Another welcomed feature is the Poke Pelago, which is a haven for all the *forgotten* Pokémon sitting in your PC. Think of it as Farmville. You can send your creatures to a variety of mini islands to do various tasks, like grow berries, dig for items or to train. It’s a great use for Pokémon that aren’t in your team. You can even recruit wild Pokémon from time to time.
Z-moves are an unwelcomed distraction
Now for my unwelcomed bits. I might be on the fringe with this, but I don’t quite get the introduction of the Z-moves. It’s very silly and isn’t quite as useful as you’d think. Each generation, other than gen 1, introduces a new gimmick. Gen 2 had day/night cycles; Gen 3 had abilities; Gen 4 had alternate evolutions; Gen 5 had seasons and Gen 6 Mega evolutions. Sun and Moon, however, has Power Ranger attack dance moves. After the initial “OMG, that looked cool” moment wears off, after using a Z-move a few times, I barely used them. It can only be used once in a battle and a Pokémon needs to be holding the required stone for you to perform the move. In a competitive sense, it’s wasteful as the Pokémon could be holding a more useful item.
What did Alola do to Kanto Pokemon!?
Next are the Alolan-Kanto Pokémon. Most of them look stupid. Alolan Dugtrio looks like an ad for shampoo. Grimer and Muk’s colouring is dreadful, Exeggutor is even more ridiculous than normal and Raticate looks extremely bloated. The good news is, some of the designs of the new Pokémon are actually pretty good. The final versions of the starter Pokémon are quite impressive, but I actually really love the other local Pokémon like Salazzle, Tsareena, Araquinid, Ribombee, Lunala and Mareanie. There are some hiccups, though, like Bruxish, Bewear, Yungoos and Charjabug.
It doesn’t include the longest list of new monsters, but does include some of the most inventive. The new legendaries are interesting and the Ultra Beasts are also quite awesome.

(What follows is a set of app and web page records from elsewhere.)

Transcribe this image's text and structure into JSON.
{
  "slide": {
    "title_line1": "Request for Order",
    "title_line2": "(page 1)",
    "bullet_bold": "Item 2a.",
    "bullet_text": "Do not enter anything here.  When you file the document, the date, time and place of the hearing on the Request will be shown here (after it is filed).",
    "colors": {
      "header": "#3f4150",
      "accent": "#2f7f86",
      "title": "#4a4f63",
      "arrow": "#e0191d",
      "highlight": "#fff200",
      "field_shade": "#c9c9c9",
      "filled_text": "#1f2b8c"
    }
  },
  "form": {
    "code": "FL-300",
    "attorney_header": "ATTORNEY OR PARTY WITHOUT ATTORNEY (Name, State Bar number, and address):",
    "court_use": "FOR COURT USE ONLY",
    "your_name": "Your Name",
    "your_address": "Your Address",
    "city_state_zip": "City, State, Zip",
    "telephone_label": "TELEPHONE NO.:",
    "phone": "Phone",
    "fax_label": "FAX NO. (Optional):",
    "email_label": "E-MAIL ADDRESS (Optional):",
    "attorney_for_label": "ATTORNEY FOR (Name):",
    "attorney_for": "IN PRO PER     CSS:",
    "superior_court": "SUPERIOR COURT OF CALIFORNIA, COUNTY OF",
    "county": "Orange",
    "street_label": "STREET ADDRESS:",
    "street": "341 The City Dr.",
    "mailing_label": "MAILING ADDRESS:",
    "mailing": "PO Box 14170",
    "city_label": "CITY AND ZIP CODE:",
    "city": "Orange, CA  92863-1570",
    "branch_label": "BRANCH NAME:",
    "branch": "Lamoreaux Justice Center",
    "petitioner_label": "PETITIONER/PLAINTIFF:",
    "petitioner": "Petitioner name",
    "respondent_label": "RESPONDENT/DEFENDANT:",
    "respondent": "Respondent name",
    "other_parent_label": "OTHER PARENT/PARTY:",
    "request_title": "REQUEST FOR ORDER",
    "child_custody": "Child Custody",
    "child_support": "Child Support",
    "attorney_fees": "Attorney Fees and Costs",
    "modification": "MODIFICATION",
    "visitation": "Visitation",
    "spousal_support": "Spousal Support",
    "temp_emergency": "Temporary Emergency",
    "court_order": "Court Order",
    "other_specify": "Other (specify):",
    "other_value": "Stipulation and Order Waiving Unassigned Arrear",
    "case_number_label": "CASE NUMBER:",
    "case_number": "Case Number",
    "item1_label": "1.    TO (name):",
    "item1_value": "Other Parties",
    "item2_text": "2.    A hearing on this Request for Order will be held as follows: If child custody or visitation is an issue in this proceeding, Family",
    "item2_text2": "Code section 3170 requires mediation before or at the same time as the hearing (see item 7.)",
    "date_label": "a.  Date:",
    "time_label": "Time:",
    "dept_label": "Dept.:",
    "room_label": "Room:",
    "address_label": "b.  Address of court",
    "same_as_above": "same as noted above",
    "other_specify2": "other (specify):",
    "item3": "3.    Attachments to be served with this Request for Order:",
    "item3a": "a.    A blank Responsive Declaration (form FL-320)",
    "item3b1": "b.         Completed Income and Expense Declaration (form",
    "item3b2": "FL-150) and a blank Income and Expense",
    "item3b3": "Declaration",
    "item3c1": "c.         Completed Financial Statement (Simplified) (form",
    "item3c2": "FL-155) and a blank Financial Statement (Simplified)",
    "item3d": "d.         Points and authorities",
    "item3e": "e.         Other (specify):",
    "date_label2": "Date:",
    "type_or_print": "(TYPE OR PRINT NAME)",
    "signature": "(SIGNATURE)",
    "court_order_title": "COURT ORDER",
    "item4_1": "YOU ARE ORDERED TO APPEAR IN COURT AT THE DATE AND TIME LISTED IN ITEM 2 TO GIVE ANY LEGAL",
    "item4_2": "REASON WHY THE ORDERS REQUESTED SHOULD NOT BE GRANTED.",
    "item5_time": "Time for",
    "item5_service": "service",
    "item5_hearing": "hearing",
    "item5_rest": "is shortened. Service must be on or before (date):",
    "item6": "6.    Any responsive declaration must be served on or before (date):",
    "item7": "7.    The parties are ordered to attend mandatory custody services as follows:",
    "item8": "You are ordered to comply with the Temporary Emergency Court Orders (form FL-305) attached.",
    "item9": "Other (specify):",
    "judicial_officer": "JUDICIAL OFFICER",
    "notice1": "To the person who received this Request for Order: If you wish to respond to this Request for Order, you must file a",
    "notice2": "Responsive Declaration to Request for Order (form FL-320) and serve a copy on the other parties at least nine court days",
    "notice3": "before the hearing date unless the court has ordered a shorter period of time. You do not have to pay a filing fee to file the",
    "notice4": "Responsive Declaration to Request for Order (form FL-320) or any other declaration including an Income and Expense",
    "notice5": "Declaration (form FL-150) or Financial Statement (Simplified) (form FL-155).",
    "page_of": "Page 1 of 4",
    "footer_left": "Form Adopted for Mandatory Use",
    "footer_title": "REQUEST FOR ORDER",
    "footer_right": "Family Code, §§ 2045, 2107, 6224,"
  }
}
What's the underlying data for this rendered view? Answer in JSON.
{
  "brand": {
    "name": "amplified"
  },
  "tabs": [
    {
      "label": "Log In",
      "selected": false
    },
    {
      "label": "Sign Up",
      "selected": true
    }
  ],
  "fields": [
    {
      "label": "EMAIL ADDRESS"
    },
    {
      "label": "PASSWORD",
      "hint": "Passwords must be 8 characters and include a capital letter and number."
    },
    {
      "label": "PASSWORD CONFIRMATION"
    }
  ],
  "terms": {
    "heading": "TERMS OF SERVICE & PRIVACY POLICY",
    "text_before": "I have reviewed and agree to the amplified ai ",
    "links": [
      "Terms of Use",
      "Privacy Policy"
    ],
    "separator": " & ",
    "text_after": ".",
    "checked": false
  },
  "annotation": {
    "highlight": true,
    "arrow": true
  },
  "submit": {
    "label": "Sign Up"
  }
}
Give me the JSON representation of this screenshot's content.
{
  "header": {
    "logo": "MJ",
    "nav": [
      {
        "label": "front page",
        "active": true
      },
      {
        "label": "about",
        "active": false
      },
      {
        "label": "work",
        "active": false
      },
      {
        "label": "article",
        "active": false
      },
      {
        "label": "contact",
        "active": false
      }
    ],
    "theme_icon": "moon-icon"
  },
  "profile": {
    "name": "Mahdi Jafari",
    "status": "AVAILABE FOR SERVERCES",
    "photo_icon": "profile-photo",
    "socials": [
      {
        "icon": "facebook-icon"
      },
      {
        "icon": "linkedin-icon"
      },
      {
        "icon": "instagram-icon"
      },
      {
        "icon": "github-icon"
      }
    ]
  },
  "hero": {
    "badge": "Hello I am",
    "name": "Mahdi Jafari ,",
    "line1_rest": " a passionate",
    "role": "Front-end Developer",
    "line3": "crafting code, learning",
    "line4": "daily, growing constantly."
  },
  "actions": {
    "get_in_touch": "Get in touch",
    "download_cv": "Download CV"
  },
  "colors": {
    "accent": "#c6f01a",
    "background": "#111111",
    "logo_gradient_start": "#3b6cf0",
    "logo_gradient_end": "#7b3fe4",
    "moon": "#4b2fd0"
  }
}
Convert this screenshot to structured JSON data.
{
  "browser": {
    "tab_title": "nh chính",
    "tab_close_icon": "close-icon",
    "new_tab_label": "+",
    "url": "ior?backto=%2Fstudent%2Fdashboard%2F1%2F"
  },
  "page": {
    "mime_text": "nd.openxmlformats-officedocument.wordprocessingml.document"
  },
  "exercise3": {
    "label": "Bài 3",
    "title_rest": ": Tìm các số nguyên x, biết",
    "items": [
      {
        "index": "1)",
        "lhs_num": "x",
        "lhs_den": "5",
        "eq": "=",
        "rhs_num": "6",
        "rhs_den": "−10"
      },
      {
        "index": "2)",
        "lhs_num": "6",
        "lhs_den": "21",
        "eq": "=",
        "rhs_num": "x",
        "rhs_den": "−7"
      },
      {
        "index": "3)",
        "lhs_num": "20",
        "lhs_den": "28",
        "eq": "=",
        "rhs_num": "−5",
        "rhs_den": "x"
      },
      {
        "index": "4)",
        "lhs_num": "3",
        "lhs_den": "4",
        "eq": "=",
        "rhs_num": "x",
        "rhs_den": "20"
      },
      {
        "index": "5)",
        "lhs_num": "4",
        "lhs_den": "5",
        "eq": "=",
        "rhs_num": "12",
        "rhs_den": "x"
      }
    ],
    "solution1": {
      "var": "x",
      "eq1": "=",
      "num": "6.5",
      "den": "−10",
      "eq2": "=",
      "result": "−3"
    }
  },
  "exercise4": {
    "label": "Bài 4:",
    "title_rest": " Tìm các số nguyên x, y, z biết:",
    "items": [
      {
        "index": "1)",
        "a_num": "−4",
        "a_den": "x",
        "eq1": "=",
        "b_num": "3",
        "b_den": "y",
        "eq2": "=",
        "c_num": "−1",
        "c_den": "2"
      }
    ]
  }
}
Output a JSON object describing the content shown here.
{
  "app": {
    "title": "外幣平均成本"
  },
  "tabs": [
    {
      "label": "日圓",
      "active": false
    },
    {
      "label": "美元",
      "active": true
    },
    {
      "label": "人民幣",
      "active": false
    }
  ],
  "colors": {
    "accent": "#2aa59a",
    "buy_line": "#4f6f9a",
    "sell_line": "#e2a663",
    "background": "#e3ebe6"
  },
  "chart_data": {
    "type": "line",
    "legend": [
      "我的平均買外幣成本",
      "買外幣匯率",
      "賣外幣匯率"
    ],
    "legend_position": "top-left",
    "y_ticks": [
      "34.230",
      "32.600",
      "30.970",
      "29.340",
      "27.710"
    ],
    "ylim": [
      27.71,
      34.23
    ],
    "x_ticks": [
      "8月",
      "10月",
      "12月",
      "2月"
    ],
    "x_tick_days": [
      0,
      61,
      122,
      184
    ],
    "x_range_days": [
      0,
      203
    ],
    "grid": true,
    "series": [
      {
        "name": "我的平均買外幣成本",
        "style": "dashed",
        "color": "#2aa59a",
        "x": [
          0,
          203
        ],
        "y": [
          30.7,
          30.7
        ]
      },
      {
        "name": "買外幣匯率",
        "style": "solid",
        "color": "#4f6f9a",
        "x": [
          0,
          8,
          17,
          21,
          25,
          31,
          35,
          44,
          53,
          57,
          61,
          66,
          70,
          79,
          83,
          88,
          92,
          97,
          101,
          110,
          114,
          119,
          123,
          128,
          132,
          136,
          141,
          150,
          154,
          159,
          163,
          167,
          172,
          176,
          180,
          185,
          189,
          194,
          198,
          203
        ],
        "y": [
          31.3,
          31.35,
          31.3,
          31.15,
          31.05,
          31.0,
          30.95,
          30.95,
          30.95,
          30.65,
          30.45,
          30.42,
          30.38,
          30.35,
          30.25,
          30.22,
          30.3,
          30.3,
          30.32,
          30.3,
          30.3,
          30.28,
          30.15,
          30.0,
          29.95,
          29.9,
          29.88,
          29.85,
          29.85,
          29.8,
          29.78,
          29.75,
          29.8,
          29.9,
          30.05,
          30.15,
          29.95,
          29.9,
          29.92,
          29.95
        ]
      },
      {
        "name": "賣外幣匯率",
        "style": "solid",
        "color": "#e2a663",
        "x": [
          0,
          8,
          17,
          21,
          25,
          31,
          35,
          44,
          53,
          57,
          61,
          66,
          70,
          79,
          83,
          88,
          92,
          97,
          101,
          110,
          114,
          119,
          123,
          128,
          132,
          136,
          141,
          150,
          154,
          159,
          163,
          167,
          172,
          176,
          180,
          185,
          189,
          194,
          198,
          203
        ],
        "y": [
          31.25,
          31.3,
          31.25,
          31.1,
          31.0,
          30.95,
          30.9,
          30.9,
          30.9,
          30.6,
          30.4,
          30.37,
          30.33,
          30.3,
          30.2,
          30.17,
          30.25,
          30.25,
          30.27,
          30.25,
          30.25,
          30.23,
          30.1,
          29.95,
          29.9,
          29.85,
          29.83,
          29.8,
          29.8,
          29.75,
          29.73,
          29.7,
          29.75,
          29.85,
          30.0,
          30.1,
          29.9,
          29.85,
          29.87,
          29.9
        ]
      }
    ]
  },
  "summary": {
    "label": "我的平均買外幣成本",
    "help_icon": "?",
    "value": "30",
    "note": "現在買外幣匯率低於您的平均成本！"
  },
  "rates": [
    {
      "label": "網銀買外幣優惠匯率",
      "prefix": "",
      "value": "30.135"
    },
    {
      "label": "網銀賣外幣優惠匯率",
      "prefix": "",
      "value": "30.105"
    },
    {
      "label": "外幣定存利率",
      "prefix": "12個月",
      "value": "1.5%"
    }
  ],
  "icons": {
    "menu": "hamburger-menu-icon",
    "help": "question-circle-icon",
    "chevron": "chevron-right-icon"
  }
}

In closing, Pokémon Sun and Moon includes many welcome and useful new features. It has a beautiful locale and is brimming with content. It took me over 30 hours to finish the main campaign, and I haven’t even begun to scratch the surface of completing my dex. There’s post-game content galore and a total of 801 new Pokémon to catch. No one can say that there isn’t enough to do in this game.